ASSIGNED TASK:
Return all the records, each one exactly as given.

....................

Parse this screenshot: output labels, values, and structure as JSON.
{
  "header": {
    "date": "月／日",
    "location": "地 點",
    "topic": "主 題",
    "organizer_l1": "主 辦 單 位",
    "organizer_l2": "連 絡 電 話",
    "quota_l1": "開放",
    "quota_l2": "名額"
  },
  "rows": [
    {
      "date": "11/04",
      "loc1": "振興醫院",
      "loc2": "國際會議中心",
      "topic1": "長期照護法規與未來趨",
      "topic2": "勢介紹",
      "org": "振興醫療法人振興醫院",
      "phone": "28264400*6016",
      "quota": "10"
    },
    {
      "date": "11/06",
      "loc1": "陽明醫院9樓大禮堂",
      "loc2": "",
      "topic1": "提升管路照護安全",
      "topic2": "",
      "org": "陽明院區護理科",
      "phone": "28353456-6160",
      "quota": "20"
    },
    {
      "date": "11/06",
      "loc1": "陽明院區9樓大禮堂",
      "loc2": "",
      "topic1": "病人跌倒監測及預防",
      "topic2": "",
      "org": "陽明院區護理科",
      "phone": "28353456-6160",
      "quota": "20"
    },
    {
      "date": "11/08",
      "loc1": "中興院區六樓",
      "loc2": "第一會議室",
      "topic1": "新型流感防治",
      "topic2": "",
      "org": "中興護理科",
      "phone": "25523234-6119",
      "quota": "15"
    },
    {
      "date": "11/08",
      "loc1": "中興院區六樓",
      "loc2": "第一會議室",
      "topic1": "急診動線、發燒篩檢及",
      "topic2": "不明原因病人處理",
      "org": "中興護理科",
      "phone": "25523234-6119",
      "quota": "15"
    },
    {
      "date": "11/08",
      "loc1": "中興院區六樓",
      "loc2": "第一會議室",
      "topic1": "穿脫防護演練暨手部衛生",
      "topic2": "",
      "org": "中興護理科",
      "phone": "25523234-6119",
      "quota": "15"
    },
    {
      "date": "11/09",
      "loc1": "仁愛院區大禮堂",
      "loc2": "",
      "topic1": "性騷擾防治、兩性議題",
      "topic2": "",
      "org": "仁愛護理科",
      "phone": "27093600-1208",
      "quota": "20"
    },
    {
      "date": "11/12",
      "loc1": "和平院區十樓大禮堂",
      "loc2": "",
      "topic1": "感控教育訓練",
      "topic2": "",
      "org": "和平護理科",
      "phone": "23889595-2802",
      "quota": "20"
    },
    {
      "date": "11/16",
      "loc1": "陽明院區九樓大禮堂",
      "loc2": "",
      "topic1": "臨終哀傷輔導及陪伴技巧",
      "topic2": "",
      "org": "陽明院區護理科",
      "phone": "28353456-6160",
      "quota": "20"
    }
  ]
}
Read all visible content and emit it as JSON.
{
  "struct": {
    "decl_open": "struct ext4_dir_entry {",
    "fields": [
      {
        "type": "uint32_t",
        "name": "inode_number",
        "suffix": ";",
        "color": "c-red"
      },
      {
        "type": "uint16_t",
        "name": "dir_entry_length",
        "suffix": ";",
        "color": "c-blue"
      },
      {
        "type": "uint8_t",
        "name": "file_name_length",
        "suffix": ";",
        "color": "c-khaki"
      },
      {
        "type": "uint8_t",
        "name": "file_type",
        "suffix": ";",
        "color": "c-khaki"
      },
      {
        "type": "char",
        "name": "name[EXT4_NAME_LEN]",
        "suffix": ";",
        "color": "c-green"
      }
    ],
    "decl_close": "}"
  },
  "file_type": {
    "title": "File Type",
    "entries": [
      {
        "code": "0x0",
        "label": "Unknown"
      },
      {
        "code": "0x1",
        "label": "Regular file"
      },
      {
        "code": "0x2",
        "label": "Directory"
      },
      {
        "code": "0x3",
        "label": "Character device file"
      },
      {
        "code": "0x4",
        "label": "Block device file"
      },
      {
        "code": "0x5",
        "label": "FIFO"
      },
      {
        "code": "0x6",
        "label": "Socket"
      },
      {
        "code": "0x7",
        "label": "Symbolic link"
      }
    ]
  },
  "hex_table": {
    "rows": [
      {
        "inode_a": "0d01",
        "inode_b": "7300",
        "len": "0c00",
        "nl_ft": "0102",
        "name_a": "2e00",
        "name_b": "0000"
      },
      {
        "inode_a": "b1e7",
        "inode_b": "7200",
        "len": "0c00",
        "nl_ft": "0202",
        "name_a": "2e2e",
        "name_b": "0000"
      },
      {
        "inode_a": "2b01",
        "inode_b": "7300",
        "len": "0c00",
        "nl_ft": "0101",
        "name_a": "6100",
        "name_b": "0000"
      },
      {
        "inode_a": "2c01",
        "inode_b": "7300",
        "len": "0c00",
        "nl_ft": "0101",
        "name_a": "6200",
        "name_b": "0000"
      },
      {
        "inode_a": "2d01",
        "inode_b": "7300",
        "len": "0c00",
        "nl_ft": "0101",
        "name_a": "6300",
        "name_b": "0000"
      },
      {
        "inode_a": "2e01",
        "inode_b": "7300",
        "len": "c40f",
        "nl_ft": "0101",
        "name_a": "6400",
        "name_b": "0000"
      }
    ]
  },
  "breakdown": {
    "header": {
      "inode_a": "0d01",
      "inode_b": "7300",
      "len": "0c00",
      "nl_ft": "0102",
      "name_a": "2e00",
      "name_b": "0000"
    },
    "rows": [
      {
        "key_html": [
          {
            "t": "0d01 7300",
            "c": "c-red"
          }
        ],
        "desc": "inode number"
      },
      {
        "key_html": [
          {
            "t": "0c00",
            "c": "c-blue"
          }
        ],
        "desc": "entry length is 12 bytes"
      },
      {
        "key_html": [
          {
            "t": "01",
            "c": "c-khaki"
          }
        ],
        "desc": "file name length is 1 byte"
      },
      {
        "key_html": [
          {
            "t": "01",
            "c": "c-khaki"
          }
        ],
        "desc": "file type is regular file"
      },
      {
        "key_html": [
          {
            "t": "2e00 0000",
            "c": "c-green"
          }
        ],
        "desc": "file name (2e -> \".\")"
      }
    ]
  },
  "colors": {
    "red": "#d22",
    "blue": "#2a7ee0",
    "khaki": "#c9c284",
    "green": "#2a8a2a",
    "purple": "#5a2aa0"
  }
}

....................

ANSWER BOX:
Parse this screenshot: output labels, values, and structure as JSON.
{
  "header": {
    "date": "月／日",
    "location": "地 點",
    "topic": "主 題",
    "organizer_l1": "主 辦 單 位",
    "organizer_l2": "連 絡 電 話",
    "quota_l1": "開放",
    "quota_l2": "名額"
  },
  "rows": [
    {
      "date": "11/04",
      "loc1": "振興醫院",
      "loc2": "國際會議中心",
      "topic1": "長期照護法規與未來趨",
      "topic2": "勢介紹",
      "org": "振興醫療法人振興醫院",
      "phone": "28264400*6016",
      "quota": "10"
    },
    {
      "date": "11/06",
      "loc1": "陽明醫院9樓大禮堂",
      "loc2": "",
      "topic1": "提升管路照護安全",
      "topic2": "",
      "org": "陽明院區護理科",
      "phone": "28353456-6160",
      "quota": "20"
    },
    {
      "date": "11/06",
      "loc1": "陽明院區9樓大禮堂",
      "loc2": "",
      "topic1": "病人跌倒監測及預防",
      "topic2": "",
      "org": "陽明院區護理科",
      "phone": "28353456-6160",
      "quota": "20"
    },
    {
      "date": "11/08",
      "loc1": "中興院區六樓",
      "loc2": "第一會議室",
      "topic1": "新型流感防治",
      "topic2": "",
      "org": "中興護理科",
      "phone": "25523234-6119",
      "quota": "15"
    },
    {
      "date": "11/08",
      "loc1": "中興院區六樓",
      "loc2": "第一會議室",
      "topic1": "急診動線、發燒篩檢及",
      "topic2": "不明原因病人處理",
      "org": "中興護理科",
      "phone": "25523234-6119",
      "quota": "15"
    },
    {
      "date": "11/08",
      "loc1": "中興院區六樓",
      "loc2": "第一會議室",
      "topic1": "穿脫防護演練暨手部衛生",
      "topic2": "",
      "org": "中興護理科",
      "phone": "25523234-6119",
      "quota": "15"
    },
    {
      "date": "11/09",
      "loc1": "仁愛院區大禮堂",
      "loc2": "",
      "topic1": "性騷擾防治、兩性議題",
      "topic2": "",
      "org": "仁愛護理科",
      "phone": "27093600-1208",
      "quota": "20"
    },
    {
      "date": "11/12",
      "loc1": "和平院區十樓大禮堂",
      "loc2": "",
      "topic1": "感控教育訓練",
      "topic2": "",
      "org": "和平護理科",
      "phone": "23889595-2802",
      "quota": "20"
    },
    {
      "date": "11/16",
      "loc1": "陽明院區九樓大禮堂",
      "loc2": "",
      "topic1": "臨終哀傷輔導及陪伴技巧",
      "topic2": "",
      "org": "陽明院區護理科",
      "phone": "28353456-6160",
      "quota": "20"
    }
  ]
}
Read all visible content and emit it as JSON.
{
  "struct": {
    "decl_open": "struct ext4_dir_entry {",
    "fields": [
      {
        "type": "uint32_t",
        "name": "inode_number",
        "suffix": ";",
        "color": "c-red"
      },
      {
        "type": "uint16_t",
        "name": "dir_entry_length",
        "suffix": ";",
        "color": "c-blue"
      },
      {
        "type": "uint8_t",
        "name": "file_name_length",
        "suffix": ";",
        "color": "c-khaki"
      },
      {
        "type": "uint8_t",
        "name": "file_type",
        "suffix": ";",
        "color": "c-khaki"
      },
      {
        "type": "char",
        "name": "name[EXT4_NAME_LEN]",
        "suffix": ";",
        "color": "c-green"
      }
    ],
    "decl_close": "}"
  },
  "file_type": {
    "title": "File Type",
    "entries": [
      {
        "code": "0x0",
        "label": "Unknown"
      },
      {
        "code": "0x1",
        "label": "Regular file"
      },
      {
        "code": "0x2",
        "label": "Directory"
      },
      {
        "code": "0x3",
        "label": "Character device file"
      },
      {
        "code": "0x4",
        "label": "Block device file"
      },
      {
        "code": "0x5",
        "label": "FIFO"
      },
      {
        "code": "0x6",
        "label": "Socket"
      },
      {
        "code": "0x7",
        "label": "Symbolic link"
      }
    ]
  },
  "hex_table": {
    "rows": [
      {
        "inode_a": "0d01",
        "inode_b": "7300",
        "len": "0c00",
        "nl_ft": "0102",
        "name_a": "2e00",
        "name_b": "0000"
      },
      {
        "inode_a": "b1e7",
        "inode_b": "7200",
        "len": "0c00",
        "nl_ft": "0202",
        "name_a": "2e2e",
        "name_b": "0000"
      },
      {
        "inode_a": "2b01",
        "inode_b": "7300",
        "len": "0c00",
        "nl_ft": "0101",
        "name_a": "6100",
        "name_b": "0000"
      },
      {
        "inode_a": "2c01",
        "inode_b": "7300",
        "len": "0c00",
        "nl_ft": "0101",
        "name_a": "6200",
        "name_b": "0000"
      },
      {
        "inode_a": "2d01",
        "inode_b": "7300",
        "len": "0c00",
        "nl_ft": "0101",
        "name_a": "6300",
        "name_b": "0000"
      },
      {
        "inode_a": "2e01",
        "inode_b": "7300",
        "len": "c40f",
        "nl_ft": "0101",
        "name_a": "6400",
        "name_b": "0000"
      }
    ]
  },
  "breakdown": {
    "header": {
      "inode_a": "0d01",
      "inode_b": "7300",
      "len": "0c00",
      "nl_ft": "0102",
      "name_a": "2e00",
      "name_b": "0000"
    },
    "rows": [
      {
        "key_html": [
          {
            "t": "0d01 7300",
            "c": "c-red"
          }
        ],
        "desc": "inode number"
      },
      {
        "key_html": [
          {
            "t": "0c00",
            "c": "c-blue"
          }
        ],
        "desc": "entry length is 12 bytes"
      },
      {
        "key_html": [
          {
            "t": "01",
            "c": "c-khaki"
          }
        ],
        "desc": "file name length is 1 byte"
      },
      {
        "key_html": [
          {
            "t": "01",
            "c": "c-khaki"
          }
        ],
        "desc": "file type is regular file"
      },
      {
        "key_html": [
          {
            "t": "2e00 0000",
            "c": "c-green"
          }
        ],
        "desc": "file name (2e -> \".\")"
      }
    ]
  },
  "colors": {
    "red": "#d22",
    "blue": "#2a7ee0",
    "khaki": "#c9c284",
    "green": "#2a8a2a",
    "purple": "#5a2aa0"
  }
}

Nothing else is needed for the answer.